BEGIN
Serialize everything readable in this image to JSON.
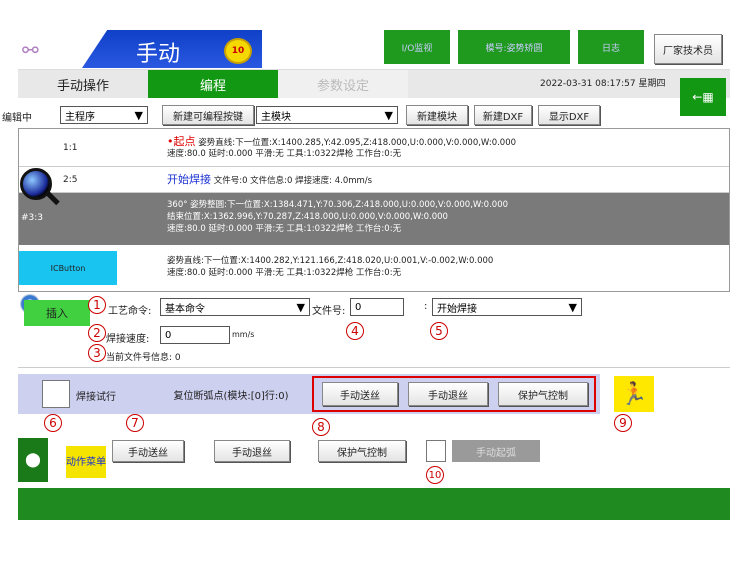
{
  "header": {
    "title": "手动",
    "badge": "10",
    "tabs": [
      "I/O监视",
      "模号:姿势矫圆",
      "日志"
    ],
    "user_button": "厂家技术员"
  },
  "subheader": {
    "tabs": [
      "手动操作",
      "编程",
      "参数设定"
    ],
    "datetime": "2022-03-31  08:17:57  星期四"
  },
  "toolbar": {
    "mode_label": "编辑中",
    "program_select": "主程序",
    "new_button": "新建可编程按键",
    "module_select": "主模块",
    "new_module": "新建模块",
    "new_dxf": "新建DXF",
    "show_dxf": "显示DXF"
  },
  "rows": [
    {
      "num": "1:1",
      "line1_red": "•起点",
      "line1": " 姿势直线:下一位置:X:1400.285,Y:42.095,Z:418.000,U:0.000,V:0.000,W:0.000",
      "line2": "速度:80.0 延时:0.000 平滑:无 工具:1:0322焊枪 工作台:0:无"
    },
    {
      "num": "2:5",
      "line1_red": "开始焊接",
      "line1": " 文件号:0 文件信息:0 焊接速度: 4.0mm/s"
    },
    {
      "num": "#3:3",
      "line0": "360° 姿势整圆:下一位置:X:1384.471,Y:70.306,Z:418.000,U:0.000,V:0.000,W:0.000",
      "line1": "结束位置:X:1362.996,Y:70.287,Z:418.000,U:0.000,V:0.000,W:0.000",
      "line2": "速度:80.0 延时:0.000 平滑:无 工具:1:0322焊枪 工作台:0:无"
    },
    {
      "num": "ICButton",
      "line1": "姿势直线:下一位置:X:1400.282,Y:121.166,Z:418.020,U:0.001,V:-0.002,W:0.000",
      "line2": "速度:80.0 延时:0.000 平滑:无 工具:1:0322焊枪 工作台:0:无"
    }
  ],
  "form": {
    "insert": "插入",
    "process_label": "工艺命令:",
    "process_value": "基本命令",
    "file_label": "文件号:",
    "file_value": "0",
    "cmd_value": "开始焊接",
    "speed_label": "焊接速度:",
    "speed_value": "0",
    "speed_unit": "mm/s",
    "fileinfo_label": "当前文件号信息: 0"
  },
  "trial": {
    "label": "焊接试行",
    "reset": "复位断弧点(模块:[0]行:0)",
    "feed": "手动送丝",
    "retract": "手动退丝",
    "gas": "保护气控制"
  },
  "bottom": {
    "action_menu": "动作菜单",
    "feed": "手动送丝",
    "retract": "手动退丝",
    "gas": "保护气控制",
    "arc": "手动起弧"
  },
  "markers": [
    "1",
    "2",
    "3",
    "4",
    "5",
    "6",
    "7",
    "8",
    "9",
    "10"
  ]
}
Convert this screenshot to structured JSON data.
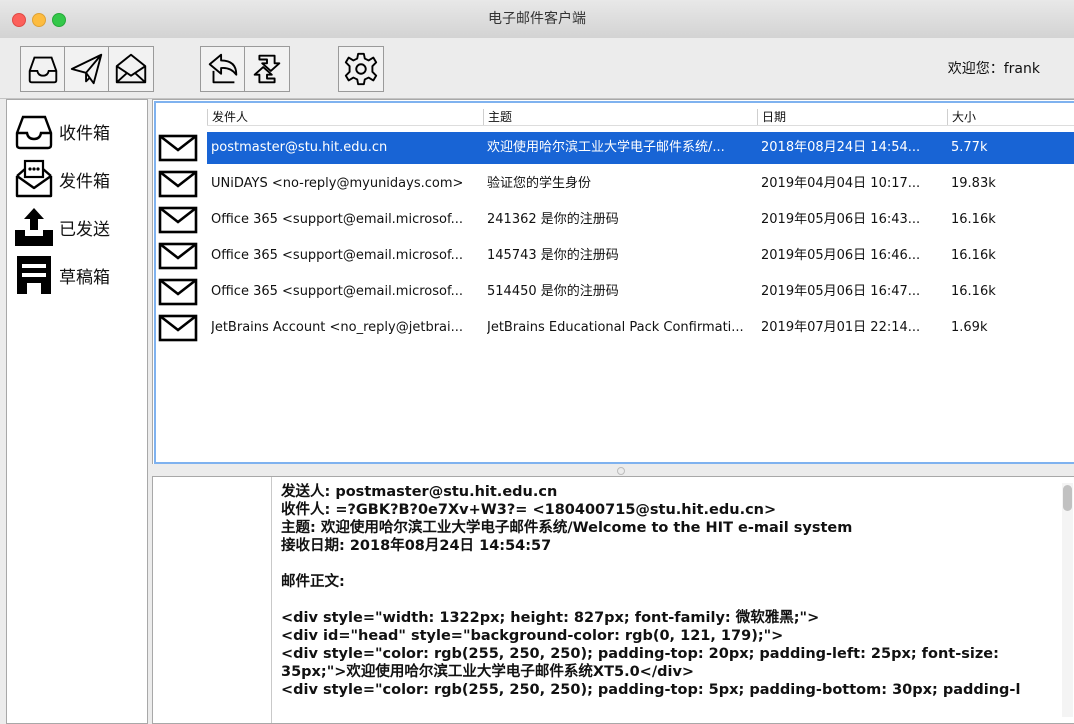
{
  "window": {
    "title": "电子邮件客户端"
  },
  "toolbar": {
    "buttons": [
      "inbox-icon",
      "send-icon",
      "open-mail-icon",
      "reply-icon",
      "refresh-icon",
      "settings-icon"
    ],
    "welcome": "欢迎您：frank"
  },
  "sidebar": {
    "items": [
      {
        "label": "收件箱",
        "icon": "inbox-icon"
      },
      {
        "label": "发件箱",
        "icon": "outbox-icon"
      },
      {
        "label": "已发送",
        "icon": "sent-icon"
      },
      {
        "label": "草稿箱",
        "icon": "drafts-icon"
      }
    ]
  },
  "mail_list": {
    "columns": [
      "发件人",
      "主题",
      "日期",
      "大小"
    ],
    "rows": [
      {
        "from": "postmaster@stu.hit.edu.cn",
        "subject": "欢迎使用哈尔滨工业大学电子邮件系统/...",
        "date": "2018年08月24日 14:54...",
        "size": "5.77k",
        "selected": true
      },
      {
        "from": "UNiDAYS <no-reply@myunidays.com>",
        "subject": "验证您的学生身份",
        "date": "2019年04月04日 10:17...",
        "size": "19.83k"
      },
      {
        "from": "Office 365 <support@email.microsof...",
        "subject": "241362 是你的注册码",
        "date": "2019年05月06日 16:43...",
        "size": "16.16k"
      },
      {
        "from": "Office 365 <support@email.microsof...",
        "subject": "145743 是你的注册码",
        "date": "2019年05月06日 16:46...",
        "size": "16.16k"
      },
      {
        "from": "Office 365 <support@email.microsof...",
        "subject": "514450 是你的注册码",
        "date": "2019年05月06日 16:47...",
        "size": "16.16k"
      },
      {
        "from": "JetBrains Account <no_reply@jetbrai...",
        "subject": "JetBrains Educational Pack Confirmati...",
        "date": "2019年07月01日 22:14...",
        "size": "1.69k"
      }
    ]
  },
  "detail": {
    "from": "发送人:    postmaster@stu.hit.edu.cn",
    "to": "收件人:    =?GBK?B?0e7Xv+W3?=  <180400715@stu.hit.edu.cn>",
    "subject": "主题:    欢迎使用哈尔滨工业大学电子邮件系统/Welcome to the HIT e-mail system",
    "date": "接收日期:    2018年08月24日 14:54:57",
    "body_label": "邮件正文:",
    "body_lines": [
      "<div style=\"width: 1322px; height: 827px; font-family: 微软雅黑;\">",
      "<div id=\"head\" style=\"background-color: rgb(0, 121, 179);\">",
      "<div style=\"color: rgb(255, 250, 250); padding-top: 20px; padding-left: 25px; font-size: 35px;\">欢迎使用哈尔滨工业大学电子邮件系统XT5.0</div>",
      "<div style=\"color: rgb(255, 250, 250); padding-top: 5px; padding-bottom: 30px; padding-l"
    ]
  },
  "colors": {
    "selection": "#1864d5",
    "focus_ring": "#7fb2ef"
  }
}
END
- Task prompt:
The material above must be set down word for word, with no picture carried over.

- Solution:
Serialize everything readable in this image to JSON.
{
  "header": {
    "title": "手动",
    "badge": "10",
    "tabs": [
      "I/O监视",
      "模号:姿势矫圆",
      "日志"
    ],
    "user_button": "厂家技术员"
  },
  "subheader": {
    "tabs": [
      "手动操作",
      "编程",
      "参数设定"
    ],
    "datetime": "2022-03-31  08:17:57  星期四"
  },
  "toolbar": {
    "mode_label": "编辑中",
    "program_select": "主程序",
    "new_button": "新建可编程按键",
    "module_select": "主模块",
    "new_module": "新建模块",
    "new_dxf": "新建DXF",
    "show_dxf": "显示DXF"
  },
  "rows": [
    {
      "num": "1:1",
      "line1_red": "•起点",
      "line1": " 姿势直线:下一位置:X:1400.285,Y:42.095,Z:418.000,U:0.000,V:0.000,W:0.000",
      "line2": "速度:80.0 延时:0.000 平滑:无 工具:1:0322焊枪 工作台:0:无"
    },
    {
      "num": "2:5",
      "line1_red": "开始焊接",
      "line1": " 文件号:0 文件信息:0 焊接速度: 4.0mm/s"
    },
    {
      "num": "#3:3",
      "line0": "360° 姿势整圆:下一位置:X:1384.471,Y:70.306,Z:418.000,U:0.000,V:0.000,W:0.000",
      "line1": "结束位置:X:1362.996,Y:70.287,Z:418.000,U:0.000,V:0.000,W:0.000",
      "line2": "速度:80.0 延时:0.000 平滑:无 工具:1:0322焊枪 工作台:0:无"
    },
    {
      "num": "ICButton",
      "line1": "姿势直线:下一位置:X:1400.282,Y:121.166,Z:418.020,U:0.001,V:-0.002,W:0.000",
      "line2": "速度:80.0 延时:0.000 平滑:无 工具:1:0322焊枪 工作台:0:无"
    }
  ],
  "form": {
    "insert": "插入",
    "process_label": "工艺命令:",
    "process_value": "基本命令",
    "file_label": "文件号:",
    "file_value": "0",
    "cmd_value": "开始焊接",
    "speed_label": "焊接速度:",
    "speed_value": "0",
    "speed_unit": "mm/s",
    "fileinfo_label": "当前文件号信息: 0"
  },
  "trial": {
    "label": "焊接试行",
    "reset": "复位断弧点(模块:[0]行:0)",
    "feed": "手动送丝",
    "retract": "手动退丝",
    "gas": "保护气控制"
  },
  "bottom": {
    "action_menu": "动作菜单",
    "feed": "手动送丝",
    "retract": "手动退丝",
    "gas": "保护气控制",
    "arc": "手动起弧"
  },
  "markers": [
    "1",
    "2",
    "3",
    "4",
    "5",
    "6",
    "7",
    "8",
    "9",
    "10"
  ]
}
Convert this screenshot to structured JSON data.
{
  "window": {
    "title": "电子邮件客户端"
  },
  "toolbar": {
    "buttons": [
      "inbox-icon",
      "send-icon",
      "open-mail-icon",
      "reply-icon",
      "refresh-icon",
      "settings-icon"
    ],
    "welcome": "欢迎您：frank"
  },
  "sidebar": {
    "items": [
      {
        "label": "收件箱",
        "icon": "inbox-icon"
      },
      {
        "label": "发件箱",
        "icon": "outbox-icon"
      },
      {
        "label": "已发送",
        "icon": "sent-icon"
      },
      {
        "label": "草稿箱",
        "icon": "drafts-icon"
      }
    ]
  },
  "mail_list": {
    "columns": [
      "发件人",
      "主题",
      "日期",
      "大小"
    ],
    "rows": [
      {
        "from": "postmaster@stu.hit.edu.cn",
        "subject": "欢迎使用哈尔滨工业大学电子邮件系统/...",
        "date": "2018年08月24日 14:54...",
        "size": "5.77k",
        "selected": true
      },
      {
        "from": "UNiDAYS <no-reply@myunidays.com>",
        "subject": "验证您的学生身份",
        "date": "2019年04月04日 10:17...",
        "size": "19.83k"
      },
      {
        "from": "Office 365 <support@email.microsof...",
        "subject": "241362 是你的注册码",
        "date": "2019年05月06日 16:43...",
        "size": "16.16k"
      },
      {
        "from": "Office 365 <support@email.microsof...",
        "subject": "145743 是你的注册码",
        "date": "2019年05月06日 16:46...",
        "size": "16.16k"
      },
      {
        "from": "Office 365 <support@email.microsof...",
        "subject": "514450 是你的注册码",
        "date": "2019年05月06日 16:47...",
        "size": "16.16k"
      },
      {
        "from": "JetBrains Account <no_reply@jetbrai...",
        "subject": "JetBrains Educational Pack Confirmati...",
        "date": "2019年07月01日 22:14...",
        "size": "1.69k"
      }
    ]
  },
  "detail": {
    "from": "发送人:    postmaster@stu.hit.edu.cn",
    "to": "收件人:    =?GBK?B?0e7Xv+W3?=  <180400715@stu.hit.edu.cn>",
    "subject": "主题:    欢迎使用哈尔滨工业大学电子邮件系统/Welcome to the HIT e-mail system",
    "date": "接收日期:    2018年08月24日 14:54:57",
    "body_label": "邮件正文:",
    "body_lines": [
      "<div style=\"width: 1322px; height: 827px; font-family: 微软雅黑;\">",
      "<div id=\"head\" style=\"background-color: rgb(0, 121, 179);\">",
      "<div style=\"color: rgb(255, 250, 250); padding-top: 20px; padding-left: 25px; font-size: 35px;\">欢迎使用哈尔滨工业大学电子邮件系统XT5.0</div>",
      "<div style=\"color: rgb(255, 250, 250); padding-top: 5px; padding-bottom: 30px; padding-l"
    ]
  },
  "colors": {
    "selection": "#1864d5",
    "focus_ring": "#7fb2ef"
  }
}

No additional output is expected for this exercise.